Trekking Packing List
Your packing list will vary depending on the season. Obviously, December and January will require warm clothes. The ideal season to trek is from April to May and will require fewer clothes. Nonetheless, here is a list of things to bring on your trek:
- Good hiking/trekking shoes with excellent traction and support
- Two pairs of good hiking socks (one you should use at night/next morning to keep feet warm)
- Pair of lightweight sandals you can wear with socks at night
- Hat, gloves, maybe scarf if needed at night
- Warm fleece or sweater for night and if you get cold during hike
- Rain jacket (is a must) and you might think about a cover for your pack
- You should be wearing lightweight and moisture-wicking clothes
- Medicines: think about your stomach, maybe bring along a pain reliever
- Toiletries, maybe even a little towel
- Sunscreen and mosquito repellent
- Gardening gloves (optional- but you don’t have to worry about any bugs and they add good grip, some tours will provide these for you)
- Extra energy snacks (like chocolate)
- Zip-lock plastic baggies for phones and electronic personal items to be safe
- Book or cards for basecamp
- Earplugs if you are a light sleeper
Check to make sure guides have provided:
- Sleeping bag and pad/mattress
- Toilet paper
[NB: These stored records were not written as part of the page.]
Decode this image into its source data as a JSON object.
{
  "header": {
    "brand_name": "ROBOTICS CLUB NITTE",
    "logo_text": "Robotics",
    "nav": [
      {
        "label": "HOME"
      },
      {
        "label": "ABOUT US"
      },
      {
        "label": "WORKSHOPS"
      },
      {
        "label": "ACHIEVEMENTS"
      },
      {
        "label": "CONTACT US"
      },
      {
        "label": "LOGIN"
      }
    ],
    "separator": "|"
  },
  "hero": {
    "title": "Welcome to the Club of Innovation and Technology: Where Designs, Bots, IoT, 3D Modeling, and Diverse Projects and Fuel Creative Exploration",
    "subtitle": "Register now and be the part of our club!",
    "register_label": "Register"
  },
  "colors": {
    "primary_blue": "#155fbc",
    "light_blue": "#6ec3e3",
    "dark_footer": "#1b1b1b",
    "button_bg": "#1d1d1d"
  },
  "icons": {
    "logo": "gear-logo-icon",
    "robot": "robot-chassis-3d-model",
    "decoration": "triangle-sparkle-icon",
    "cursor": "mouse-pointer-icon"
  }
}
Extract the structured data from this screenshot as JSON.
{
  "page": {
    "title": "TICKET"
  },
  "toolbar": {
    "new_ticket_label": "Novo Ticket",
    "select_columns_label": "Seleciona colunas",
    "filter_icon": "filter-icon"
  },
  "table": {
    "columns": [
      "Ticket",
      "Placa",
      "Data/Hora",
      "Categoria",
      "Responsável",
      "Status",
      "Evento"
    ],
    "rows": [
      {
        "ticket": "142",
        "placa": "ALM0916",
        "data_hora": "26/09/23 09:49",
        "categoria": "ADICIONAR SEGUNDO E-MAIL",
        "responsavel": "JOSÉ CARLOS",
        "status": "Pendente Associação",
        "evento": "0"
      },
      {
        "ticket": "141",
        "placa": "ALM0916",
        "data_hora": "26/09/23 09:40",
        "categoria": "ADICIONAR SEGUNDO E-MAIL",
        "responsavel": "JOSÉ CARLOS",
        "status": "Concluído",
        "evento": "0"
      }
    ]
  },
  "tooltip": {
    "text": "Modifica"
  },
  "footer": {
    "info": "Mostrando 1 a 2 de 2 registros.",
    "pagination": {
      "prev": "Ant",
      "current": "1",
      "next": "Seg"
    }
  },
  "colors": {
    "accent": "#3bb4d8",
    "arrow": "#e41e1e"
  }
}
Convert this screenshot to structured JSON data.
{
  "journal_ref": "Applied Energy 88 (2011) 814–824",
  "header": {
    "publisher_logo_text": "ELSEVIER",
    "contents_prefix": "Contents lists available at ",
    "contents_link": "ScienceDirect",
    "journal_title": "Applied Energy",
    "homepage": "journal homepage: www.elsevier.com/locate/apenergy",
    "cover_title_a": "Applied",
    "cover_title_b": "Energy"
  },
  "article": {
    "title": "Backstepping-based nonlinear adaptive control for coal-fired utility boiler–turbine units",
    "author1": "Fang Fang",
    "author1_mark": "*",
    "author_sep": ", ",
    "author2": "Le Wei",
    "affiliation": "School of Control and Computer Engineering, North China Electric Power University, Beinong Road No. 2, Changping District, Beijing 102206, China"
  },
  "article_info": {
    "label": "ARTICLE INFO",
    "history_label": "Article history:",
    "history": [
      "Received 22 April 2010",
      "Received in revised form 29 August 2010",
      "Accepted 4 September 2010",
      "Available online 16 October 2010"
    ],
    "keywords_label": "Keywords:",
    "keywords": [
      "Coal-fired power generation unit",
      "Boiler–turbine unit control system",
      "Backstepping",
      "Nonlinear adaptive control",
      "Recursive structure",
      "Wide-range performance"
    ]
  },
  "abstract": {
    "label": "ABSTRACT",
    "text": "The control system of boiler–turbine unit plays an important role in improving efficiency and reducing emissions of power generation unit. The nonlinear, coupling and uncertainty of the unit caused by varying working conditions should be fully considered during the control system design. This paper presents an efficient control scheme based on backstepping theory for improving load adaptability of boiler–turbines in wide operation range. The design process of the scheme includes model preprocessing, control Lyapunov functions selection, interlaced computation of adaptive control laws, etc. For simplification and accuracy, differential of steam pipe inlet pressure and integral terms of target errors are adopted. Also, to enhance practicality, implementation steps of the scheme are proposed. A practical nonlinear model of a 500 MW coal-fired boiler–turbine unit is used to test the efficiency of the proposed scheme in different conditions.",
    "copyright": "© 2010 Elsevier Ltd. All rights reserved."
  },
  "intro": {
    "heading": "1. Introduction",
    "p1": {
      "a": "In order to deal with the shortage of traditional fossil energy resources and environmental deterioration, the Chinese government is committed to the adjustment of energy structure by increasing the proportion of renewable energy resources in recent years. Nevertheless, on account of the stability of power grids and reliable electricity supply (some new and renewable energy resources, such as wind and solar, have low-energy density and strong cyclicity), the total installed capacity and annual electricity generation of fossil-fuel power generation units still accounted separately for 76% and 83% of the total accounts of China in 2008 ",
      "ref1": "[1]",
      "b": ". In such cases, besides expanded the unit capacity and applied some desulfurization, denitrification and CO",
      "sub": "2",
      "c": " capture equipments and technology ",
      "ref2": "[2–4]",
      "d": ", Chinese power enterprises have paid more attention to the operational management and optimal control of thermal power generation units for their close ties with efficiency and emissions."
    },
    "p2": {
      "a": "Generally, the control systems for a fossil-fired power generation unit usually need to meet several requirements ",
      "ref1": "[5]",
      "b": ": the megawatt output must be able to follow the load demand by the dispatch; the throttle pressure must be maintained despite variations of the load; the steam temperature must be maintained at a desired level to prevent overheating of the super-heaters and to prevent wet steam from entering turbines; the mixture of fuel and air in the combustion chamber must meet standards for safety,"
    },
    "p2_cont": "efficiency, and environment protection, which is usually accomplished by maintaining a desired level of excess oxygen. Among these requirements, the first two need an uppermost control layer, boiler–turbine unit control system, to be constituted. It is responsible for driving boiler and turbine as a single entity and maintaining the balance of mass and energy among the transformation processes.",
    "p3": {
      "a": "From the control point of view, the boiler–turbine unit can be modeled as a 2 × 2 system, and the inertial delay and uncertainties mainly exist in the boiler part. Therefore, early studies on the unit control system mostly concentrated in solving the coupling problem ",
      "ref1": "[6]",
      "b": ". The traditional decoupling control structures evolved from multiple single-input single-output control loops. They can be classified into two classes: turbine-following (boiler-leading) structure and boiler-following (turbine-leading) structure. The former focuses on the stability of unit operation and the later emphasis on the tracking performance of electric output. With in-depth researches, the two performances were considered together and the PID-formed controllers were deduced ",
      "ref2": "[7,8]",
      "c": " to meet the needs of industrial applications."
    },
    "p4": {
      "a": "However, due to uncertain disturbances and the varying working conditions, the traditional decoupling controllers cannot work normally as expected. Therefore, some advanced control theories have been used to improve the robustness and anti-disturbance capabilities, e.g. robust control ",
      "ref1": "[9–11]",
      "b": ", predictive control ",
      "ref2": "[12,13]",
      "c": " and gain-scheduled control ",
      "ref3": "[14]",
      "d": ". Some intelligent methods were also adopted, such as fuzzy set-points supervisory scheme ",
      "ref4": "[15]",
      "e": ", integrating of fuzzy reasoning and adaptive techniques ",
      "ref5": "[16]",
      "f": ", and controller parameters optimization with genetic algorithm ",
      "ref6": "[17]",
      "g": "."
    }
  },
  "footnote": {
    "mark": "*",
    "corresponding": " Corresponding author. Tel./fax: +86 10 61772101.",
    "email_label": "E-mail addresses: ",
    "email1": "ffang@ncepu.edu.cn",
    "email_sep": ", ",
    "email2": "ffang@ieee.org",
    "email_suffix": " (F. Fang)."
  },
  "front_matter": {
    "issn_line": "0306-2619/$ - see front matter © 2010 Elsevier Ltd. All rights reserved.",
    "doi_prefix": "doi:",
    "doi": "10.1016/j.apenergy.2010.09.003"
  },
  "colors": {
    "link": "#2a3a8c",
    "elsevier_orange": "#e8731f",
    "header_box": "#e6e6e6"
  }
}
- Gardening gloves
- Water, food
Also keep in mind that you should have the things that you want along with you during the hike in your own pack, and things you want carried by porters in another pack. You might want a light sweater, rain jacket, snacks, and water with you.
Mount Fansipan is a rare adventure of Vietnam. Sapa is also a natural wonder and if you have time, you should definitely consider making the trek. You won’t regret it! Take an easy-going spirit, quick feet, and some water and be on our way!
If you have more questions about Sapa itself, check out our other articles. We have a comprehensive guide about what to see and do in Sapa here and where to stay in Sapa here. A shopping guide that discusses the special local goods and an overall trekking guide are there for you too!
Looking for more awesome things to see, do and eat in Vietnam? Check out our other comprehensive articles at the Christina’s Blog!